People with genetic disorders, neurological injuries or simple aging can experience muscle weakness which affects their mobility and quality of life. Many of these individuals seek help form assistive devices to regain mobility and independence. These devices range from simple wheelchairs to more advanced exoskeletons and exosuits.
For assistive devices to be used in everyday life, they must provide help across activities of daily living (ADLs) in an unobtrusive manner.
Scientists in Switzerland have developed Myosuit, a soft, wearable device designed to provide continuous assistance at the hip and knee joint when working with and against gravity in ADLs. This assistive device supports people with muscle weakness, including people with myopathy, stroke patients, spinal cord injury, or just elderly who are just too weak to move and climb stairs for example.
This robotic device is a combination of active and passive elements with a closed-loop force controller designed to behave like an external muscle (exomuscle) and deliver gravity compensation to the user. It is one of the lightest untethered devices (weighing only 4.6 kg with batteries) capable of delivering support to the wearer’s knee and hip joints.
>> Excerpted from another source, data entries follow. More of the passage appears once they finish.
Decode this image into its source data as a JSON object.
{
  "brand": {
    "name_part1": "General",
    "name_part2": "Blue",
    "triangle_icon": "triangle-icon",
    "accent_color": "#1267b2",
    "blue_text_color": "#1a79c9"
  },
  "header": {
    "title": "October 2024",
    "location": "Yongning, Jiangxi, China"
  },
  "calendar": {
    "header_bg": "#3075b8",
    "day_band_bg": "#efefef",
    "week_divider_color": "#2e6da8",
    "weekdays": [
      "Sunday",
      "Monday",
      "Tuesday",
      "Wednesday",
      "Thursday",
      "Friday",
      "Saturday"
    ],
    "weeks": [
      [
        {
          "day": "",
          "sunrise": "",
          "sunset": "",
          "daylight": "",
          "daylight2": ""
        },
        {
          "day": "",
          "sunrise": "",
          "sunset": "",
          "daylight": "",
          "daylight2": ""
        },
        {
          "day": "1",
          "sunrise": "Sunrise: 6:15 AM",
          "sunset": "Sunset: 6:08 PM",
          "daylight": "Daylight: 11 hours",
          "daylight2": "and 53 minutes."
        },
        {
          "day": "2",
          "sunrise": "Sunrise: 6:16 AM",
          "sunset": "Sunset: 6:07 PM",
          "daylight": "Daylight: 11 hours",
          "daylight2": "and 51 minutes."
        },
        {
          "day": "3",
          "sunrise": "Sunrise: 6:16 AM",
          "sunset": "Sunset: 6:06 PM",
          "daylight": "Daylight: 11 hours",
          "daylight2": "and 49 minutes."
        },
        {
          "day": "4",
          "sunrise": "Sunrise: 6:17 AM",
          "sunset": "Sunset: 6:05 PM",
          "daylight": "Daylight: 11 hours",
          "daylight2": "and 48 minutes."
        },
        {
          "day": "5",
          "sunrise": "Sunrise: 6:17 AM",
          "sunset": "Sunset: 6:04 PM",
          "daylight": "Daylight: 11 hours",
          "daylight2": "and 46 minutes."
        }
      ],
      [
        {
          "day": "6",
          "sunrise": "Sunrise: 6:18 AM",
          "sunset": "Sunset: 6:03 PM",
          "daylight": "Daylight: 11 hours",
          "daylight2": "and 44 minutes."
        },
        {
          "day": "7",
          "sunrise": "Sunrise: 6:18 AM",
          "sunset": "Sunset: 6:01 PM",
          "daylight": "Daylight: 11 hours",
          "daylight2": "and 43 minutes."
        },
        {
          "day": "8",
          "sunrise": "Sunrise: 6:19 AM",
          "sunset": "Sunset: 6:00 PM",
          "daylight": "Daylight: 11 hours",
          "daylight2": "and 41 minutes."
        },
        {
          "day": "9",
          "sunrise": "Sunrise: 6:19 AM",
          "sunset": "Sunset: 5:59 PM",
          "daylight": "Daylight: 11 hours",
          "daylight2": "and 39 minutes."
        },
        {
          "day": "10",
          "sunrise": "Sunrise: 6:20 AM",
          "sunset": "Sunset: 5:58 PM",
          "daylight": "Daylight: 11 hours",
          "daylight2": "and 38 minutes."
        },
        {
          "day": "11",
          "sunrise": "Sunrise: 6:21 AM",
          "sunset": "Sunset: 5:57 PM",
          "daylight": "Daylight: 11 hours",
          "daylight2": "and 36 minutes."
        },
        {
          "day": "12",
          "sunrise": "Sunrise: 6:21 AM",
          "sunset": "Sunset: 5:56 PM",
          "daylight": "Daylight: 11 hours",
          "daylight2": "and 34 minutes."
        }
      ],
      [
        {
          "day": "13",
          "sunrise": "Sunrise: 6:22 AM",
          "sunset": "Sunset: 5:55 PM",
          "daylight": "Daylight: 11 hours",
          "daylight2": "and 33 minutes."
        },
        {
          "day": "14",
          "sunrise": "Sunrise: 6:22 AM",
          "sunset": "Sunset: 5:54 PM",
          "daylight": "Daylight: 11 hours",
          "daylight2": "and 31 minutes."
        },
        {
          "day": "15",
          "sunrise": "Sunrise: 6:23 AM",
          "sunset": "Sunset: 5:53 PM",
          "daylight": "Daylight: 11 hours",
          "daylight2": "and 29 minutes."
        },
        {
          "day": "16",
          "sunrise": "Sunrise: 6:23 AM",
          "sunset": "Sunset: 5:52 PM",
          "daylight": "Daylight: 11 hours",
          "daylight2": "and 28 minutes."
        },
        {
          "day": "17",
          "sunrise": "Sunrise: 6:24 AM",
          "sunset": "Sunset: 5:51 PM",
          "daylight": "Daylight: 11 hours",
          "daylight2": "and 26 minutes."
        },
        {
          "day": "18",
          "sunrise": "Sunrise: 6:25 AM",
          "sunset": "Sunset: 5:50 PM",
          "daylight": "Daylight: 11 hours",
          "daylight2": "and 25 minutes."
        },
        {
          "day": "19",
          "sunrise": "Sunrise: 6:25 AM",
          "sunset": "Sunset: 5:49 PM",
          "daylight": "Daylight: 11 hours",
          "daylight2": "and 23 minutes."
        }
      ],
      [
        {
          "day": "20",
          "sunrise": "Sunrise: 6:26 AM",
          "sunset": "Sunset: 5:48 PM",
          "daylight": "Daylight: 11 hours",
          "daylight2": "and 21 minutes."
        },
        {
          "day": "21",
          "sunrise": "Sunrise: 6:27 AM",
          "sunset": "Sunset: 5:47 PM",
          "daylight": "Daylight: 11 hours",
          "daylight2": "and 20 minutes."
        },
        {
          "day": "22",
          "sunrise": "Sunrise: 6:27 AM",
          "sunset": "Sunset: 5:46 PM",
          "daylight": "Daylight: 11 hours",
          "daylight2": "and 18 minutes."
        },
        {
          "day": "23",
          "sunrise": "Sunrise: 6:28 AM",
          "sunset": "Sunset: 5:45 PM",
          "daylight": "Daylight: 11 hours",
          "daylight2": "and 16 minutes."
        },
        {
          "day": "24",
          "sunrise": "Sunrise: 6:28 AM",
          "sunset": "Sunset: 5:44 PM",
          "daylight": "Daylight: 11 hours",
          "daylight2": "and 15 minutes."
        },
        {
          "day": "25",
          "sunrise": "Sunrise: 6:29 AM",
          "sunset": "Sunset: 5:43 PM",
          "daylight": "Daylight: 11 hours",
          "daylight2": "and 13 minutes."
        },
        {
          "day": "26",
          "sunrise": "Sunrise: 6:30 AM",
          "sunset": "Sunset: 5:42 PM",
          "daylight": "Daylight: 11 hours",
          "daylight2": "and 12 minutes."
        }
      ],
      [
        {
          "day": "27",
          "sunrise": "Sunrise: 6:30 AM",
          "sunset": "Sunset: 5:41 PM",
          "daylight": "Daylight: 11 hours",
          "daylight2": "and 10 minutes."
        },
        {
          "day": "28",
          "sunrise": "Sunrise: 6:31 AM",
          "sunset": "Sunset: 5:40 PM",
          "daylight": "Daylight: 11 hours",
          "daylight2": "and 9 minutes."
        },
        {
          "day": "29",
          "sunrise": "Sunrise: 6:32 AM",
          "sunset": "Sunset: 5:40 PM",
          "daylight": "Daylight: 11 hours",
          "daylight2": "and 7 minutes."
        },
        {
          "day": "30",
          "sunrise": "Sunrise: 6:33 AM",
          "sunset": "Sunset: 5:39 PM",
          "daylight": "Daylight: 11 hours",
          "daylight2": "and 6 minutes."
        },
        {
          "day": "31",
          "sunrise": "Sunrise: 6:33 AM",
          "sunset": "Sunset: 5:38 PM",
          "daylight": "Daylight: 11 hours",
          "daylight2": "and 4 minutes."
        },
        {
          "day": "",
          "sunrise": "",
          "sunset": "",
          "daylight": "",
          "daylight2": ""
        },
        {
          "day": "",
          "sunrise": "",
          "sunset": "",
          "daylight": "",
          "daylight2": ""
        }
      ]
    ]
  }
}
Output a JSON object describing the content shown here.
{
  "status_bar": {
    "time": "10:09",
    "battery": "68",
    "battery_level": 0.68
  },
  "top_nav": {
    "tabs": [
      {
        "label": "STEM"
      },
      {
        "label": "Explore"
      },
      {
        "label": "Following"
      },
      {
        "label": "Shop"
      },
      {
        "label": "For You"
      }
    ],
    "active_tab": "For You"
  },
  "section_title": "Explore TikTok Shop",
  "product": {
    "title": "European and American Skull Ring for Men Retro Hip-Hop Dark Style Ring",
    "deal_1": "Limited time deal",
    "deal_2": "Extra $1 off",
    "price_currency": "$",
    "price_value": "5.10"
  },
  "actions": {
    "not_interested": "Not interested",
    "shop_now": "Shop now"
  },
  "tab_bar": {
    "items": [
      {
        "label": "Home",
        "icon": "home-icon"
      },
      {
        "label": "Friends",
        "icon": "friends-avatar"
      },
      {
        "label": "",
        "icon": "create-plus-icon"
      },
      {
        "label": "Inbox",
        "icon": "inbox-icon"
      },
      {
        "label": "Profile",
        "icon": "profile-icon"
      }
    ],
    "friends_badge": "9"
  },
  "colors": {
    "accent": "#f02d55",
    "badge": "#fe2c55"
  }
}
Stop breadboarding and soldering – start making immediately! Adafruit’s Circuit Playground is jam-packed with LEDs, sensors, buttons, alligator clip pads and more. Build projects with Circuit Playground in a few minutes with the drag-and-drop MakeCode programming site, learn computer science using the CS Discoveries class on code.org, jump into CircuitPython to learn Python and hardware together, or even use Arduino IDE. Circuit Playground Express is the newest and best Circuit Playground board, with support for MakeCode, CircuitPython, and Arduino. It has a powerful processor, 10 NeoPixels, mini speaker, InfraRed receive and transmit, two buttons, a switch, 14 alligator clip pads, and lots of sensors: capacitive touch, IR proximity, temperature, light, motion and sound. A whole wide world of electronics and coding is waiting for you, and it fits in the palm of your hand.